Precise copying is required. Return the data below in full.

Entries provided Start Marker

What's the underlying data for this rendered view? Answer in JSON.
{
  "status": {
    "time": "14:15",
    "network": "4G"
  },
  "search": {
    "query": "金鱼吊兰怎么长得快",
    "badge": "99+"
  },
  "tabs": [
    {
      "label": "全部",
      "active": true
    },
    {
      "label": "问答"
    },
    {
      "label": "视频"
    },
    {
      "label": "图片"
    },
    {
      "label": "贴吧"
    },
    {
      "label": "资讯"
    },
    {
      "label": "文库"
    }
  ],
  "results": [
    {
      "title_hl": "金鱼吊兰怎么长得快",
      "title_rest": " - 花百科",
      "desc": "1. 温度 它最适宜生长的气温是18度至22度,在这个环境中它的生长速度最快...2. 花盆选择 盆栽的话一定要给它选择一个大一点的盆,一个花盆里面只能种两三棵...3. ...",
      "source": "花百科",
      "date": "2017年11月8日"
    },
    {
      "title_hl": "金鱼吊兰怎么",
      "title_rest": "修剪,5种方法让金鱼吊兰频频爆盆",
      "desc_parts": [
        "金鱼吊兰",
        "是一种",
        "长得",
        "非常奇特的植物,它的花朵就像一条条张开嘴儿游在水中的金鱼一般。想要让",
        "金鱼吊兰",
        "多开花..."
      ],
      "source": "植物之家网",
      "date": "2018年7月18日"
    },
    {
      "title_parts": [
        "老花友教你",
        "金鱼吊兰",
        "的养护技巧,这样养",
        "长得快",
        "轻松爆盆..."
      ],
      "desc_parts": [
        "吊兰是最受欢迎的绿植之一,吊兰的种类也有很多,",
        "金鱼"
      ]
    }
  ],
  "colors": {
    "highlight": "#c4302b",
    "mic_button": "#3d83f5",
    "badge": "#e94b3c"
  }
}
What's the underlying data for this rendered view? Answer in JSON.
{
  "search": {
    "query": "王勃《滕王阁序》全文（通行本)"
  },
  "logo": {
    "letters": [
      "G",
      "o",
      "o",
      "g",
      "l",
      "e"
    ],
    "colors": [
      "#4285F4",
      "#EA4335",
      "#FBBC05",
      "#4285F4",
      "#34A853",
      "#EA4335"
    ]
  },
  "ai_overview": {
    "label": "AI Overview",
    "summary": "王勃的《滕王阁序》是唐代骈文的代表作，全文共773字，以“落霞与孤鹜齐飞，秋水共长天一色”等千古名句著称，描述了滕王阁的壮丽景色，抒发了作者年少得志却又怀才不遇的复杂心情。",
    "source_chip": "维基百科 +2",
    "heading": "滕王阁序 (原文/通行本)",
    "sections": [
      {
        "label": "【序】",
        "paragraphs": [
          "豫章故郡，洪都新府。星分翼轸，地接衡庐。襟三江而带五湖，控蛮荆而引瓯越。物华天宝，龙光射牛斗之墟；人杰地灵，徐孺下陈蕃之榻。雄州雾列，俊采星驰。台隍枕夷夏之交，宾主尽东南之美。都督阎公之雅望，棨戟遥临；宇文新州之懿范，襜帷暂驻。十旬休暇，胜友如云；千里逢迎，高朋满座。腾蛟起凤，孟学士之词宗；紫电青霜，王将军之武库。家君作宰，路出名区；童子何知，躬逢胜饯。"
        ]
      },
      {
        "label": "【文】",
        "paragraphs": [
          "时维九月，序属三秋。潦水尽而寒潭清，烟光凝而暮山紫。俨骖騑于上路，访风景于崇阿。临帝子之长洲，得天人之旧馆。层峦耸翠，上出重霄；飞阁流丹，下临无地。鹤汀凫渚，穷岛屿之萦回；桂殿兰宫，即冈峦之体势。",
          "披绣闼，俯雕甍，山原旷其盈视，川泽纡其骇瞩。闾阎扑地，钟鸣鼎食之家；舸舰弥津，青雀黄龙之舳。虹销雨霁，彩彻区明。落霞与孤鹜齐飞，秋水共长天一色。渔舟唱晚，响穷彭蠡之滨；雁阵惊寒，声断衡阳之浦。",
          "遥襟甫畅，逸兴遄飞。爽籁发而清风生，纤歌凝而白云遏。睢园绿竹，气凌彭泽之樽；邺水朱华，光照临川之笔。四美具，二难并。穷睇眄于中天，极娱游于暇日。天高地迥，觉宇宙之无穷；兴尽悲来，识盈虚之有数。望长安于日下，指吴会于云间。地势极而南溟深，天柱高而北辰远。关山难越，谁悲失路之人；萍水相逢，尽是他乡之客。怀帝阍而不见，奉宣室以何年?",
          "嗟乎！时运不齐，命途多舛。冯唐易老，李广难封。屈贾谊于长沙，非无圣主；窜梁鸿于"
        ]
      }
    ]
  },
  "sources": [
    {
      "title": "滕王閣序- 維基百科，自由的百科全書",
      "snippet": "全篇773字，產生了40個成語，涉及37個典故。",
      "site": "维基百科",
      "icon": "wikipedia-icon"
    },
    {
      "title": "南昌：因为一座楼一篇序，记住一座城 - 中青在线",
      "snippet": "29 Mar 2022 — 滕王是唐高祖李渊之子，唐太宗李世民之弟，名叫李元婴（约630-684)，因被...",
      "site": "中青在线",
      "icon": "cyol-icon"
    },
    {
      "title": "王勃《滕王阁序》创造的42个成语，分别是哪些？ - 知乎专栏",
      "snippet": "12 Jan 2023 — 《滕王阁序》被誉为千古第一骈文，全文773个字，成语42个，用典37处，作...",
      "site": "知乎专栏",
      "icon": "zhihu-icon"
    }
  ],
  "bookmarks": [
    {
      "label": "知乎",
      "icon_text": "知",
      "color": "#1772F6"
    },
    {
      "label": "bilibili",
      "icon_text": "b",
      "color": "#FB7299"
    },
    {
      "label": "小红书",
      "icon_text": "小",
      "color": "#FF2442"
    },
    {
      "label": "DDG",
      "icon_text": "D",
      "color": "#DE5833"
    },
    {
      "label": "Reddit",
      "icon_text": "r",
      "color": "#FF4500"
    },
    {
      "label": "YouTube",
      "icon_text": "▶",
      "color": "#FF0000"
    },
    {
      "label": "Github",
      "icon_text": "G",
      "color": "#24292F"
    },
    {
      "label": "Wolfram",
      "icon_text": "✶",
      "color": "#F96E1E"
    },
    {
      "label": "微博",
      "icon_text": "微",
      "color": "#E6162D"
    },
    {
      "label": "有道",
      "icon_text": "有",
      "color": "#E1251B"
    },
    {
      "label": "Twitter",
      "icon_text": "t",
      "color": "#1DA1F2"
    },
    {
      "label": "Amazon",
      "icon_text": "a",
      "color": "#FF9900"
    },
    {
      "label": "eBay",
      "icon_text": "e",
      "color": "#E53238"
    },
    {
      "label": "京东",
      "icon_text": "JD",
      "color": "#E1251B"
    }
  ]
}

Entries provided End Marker

Result of this task ::
What's the underlying data for this rendered view? Answer in JSON.
{
  "status": {
    "time": "14:15",
    "network": "4G"
  },
  "search": {
    "query": "金鱼吊兰怎么长得快",
    "badge": "99+"
  },
  "tabs": [
    {
      "label": "全部",
      "active": true
    },
    {
      "label": "问答"
    },
    {
      "label": "视频"
    },
    {
      "label": "图片"
    },
    {
      "label": "贴吧"
    },
    {
      "label": "资讯"
    },
    {
      "label": "文库"
    }
  ],
  "results": [
    {
      "title_hl": "金鱼吊兰怎么长得快",
      "title_rest": " - 花百科",
      "desc": "1. 温度 它最适宜生长的气温是18度至22度,在这个环境中它的生长速度最快...2. 花盆选择 盆栽的话一定要给它选择一个大一点的盆,一个花盆里面只能种两三棵...3. ...",
      "source": "花百科",
      "date": "2017年11月8日"
    },
    {
      "title_hl": "金鱼吊兰怎么",
      "title_rest": "修剪,5种方法让金鱼吊兰频频爆盆",
      "desc_parts": [
        "金鱼吊兰",
        "是一种",
        "长得",
        "非常奇特的植物,它的花朵就像一条条张开嘴儿游在水中的金鱼一般。想要让",
        "金鱼吊兰",
        "多开花..."
      ],
      "source": "植物之家网",
      "date": "2018年7月18日"
    },
    {
      "title_parts": [
        "老花友教你",
        "金鱼吊兰",
        "的养护技巧,这样养",
        "长得快",
        "轻松爆盆..."
      ],
      "desc_parts": [
        "吊兰是最受欢迎的绿植之一,吊兰的种类也有很多,",
        "金鱼"
      ]
    }
  ],
  "colors": {
    "highlight": "#c4302b",
    "mic_button": "#3d83f5",
    "badge": "#e94b3c"
  }
}
What's the underlying data for this rendered view? Answer in JSON.
{
  "search": {
    "query": "王勃《滕王阁序》全文（通行本)"
  },
  "logo": {
    "letters": [
      "G",
      "o",
      "o",
      "g",
      "l",
      "e"
    ],
    "colors": [
      "#4285F4",
      "#EA4335",
      "#FBBC05",
      "#4285F4",
      "#34A853",
      "#EA4335"
    ]
  },
  "ai_overview": {
    "label": "AI Overview",
    "summary": "王勃的《滕王阁序》是唐代骈文的代表作，全文共773字，以“落霞与孤鹜齐飞，秋水共长天一色”等千古名句著称，描述了滕王阁的壮丽景色，抒发了作者年少得志却又怀才不遇的复杂心情。",
    "source_chip": "维基百科 +2",
    "heading": "滕王阁序 (原文/通行本)",
    "sections": [
      {
        "label": "【序】",
        "paragraphs": [
          "豫章故郡，洪都新府。星分翼轸，地接衡庐。襟三江而带五湖，控蛮荆而引瓯越。物华天宝，龙光射牛斗之墟；人杰地灵，徐孺下陈蕃之榻。雄州雾列，俊采星驰。台隍枕夷夏之交，宾主尽东南之美。都督阎公之雅望，棨戟遥临；宇文新州之懿范，襜帷暂驻。十旬休暇，胜友如云；千里逢迎，高朋满座。腾蛟起凤，孟学士之词宗；紫电青霜，王将军之武库。家君作宰，路出名区；童子何知，躬逢胜饯。"
        ]
      },
      {
        "label": "【文】",
        "paragraphs": [
          "时维九月，序属三秋。潦水尽而寒潭清，烟光凝而暮山紫。俨骖騑于上路，访风景于崇阿。临帝子之长洲，得天人之旧馆。层峦耸翠，上出重霄；飞阁流丹，下临无地。鹤汀凫渚，穷岛屿之萦回；桂殿兰宫，即冈峦之体势。",
          "披绣闼，俯雕甍，山原旷其盈视，川泽纡其骇瞩。闾阎扑地，钟鸣鼎食之家；舸舰弥津，青雀黄龙之舳。虹销雨霁，彩彻区明。落霞与孤鹜齐飞，秋水共长天一色。渔舟唱晚，响穷彭蠡之滨；雁阵惊寒，声断衡阳之浦。",
          "遥襟甫畅，逸兴遄飞。爽籁发而清风生，纤歌凝而白云遏。睢园绿竹，气凌彭泽之樽；邺水朱华，光照临川之笔。四美具，二难并。穷睇眄于中天，极娱游于暇日。天高地迥，觉宇宙之无穷；兴尽悲来，识盈虚之有数。望长安于日下，指吴会于云间。地势极而南溟深，天柱高而北辰远。关山难越，谁悲失路之人；萍水相逢，尽是他乡之客。怀帝阍而不见，奉宣室以何年?",
          "嗟乎！时运不齐，命途多舛。冯唐易老，李广难封。屈贾谊于长沙，非无圣主；窜梁鸿于"
        ]
      }
    ]
  },
  "sources": [
    {
      "title": "滕王閣序- 維基百科，自由的百科全書",
      "snippet": "全篇773字，產生了40個成語，涉及37個典故。",
      "site": "维基百科",
      "icon": "wikipedia-icon"
    },
    {
      "title": "南昌：因为一座楼一篇序，记住一座城 - 中青在线",
      "snippet": "29 Mar 2022 — 滕王是唐高祖李渊之子，唐太宗李世民之弟，名叫李元婴（约630-684)，因被...",
      "site": "中青在线",
      "icon": "cyol-icon"
    },
    {
      "title": "王勃《滕王阁序》创造的42个成语，分别是哪些？ - 知乎专栏",
      "snippet": "12 Jan 2023 — 《滕王阁序》被誉为千古第一骈文，全文773个字，成语42个，用典37处，作...",
      "site": "知乎专栏",
      "icon": "zhihu-icon"
    }
  ],
  "bookmarks": [
    {
      "label": "知乎",
      "icon_text": "知",
      "color": "#1772F6"
    },
    {
      "label": "bilibili",
      "icon_text": "b",
      "color": "#FB7299"
    },
    {
      "label": "小红书",
      "icon_text": "小",
      "color": "#FF2442"
    },
    {
      "label": "DDG",
      "icon_text": "D",
      "color": "#DE5833"
    },
    {
      "label": "Reddit",
      "icon_text": "r",
      "color": "#FF4500"
    },
    {
      "label": "YouTube",
      "icon_text": "▶",
      "color": "#FF0000"
    },
    {
      "label": "Github",
      "icon_text": "G",
      "color": "#24292F"
    },
    {
      "label": "Wolfram",
      "icon_text": "✶",
      "color": "#F96E1E"
    },
    {
      "label": "微博",
      "icon_text": "微",
      "color": "#E6162D"
    },
    {
      "label": "有道",
      "icon_text": "有",
      "color": "#E1251B"
    },
    {
      "label": "Twitter",
      "icon_text": "t",
      "color": "#1DA1F2"
    },
    {
      "label": "Amazon",
      "icon_text": "a",
      "color": "#FF9900"
    },
    {
      "label": "eBay",
      "icon_text": "e",
      "color": "#E53238"
    },
    {
      "label": "京东",
      "icon_text": "JD",
      "color": "#E1251B"
    }
  ]
}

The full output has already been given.